*Work instructions*: Please print every line from the one containing "Give me the" through the last line of the records below, exactly as written and nothing more.

[Items from a dataset]
++++++++++++++++++++

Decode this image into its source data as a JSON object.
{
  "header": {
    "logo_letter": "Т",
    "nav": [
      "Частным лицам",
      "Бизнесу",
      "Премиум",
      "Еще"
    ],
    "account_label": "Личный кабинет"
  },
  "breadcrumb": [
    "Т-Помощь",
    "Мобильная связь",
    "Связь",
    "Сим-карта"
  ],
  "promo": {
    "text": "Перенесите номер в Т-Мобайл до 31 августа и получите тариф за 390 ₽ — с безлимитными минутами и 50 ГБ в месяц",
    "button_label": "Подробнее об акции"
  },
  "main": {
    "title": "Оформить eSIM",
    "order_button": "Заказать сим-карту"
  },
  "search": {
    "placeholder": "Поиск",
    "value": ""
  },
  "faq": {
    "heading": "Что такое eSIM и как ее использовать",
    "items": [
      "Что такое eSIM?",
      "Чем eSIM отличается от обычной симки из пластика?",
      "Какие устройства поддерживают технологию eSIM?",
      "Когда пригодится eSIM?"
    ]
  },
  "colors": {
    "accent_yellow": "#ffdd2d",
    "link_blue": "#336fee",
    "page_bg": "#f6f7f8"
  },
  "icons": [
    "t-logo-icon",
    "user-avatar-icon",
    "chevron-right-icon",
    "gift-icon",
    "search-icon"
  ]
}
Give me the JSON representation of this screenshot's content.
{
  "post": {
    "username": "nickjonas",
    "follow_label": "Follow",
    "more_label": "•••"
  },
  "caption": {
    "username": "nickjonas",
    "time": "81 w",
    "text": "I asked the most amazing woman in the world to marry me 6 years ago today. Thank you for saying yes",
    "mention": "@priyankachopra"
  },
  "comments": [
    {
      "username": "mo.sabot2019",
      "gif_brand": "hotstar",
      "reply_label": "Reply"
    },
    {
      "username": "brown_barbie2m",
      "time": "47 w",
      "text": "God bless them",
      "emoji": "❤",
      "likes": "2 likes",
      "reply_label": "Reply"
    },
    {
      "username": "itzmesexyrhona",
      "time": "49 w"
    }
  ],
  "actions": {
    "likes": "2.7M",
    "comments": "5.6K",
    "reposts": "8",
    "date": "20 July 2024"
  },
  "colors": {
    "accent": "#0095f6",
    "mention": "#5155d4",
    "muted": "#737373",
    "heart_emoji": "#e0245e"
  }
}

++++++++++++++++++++

*Result*:
Give me the JSON representation of this screenshot's content.
{
  "post": {
    "username": "nickjonas",
    "follow_label": "Follow",
    "more_label": "•••"
  },
  "caption": {
    "username": "nickjonas",
    "time": "81 w",
    "text": "I asked the most amazing woman in the world to marry me 6 years ago today. Thank you for saying yes",
    "mention": "@priyankachopra"
  },
  "comments": [
    {
      "username": "mo.sabot2019",
      "gif_brand": "hotstar",
      "reply_label": "Reply"
    },
    {
      "username": "brown_barbie2m",
      "time": "47 w",
      "text": "God bless them",
      "emoji": "❤",
      "likes": "2 likes",
      "reply_label": "Reply"
    },
    {
      "username": "itzmesexyrhona",
      "time": "49 w"
    }
  ],
  "actions": {
    "likes": "2.7M",
    "comments": "5.6K",
    "reposts": "8",
    "date": "20 July 2024"
  },
  "colors": {
    "accent": "#0095f6",
    "mention": "#5155d4",
    "muted": "#737373",
    "heart_emoji": "#e0245e"
  }
}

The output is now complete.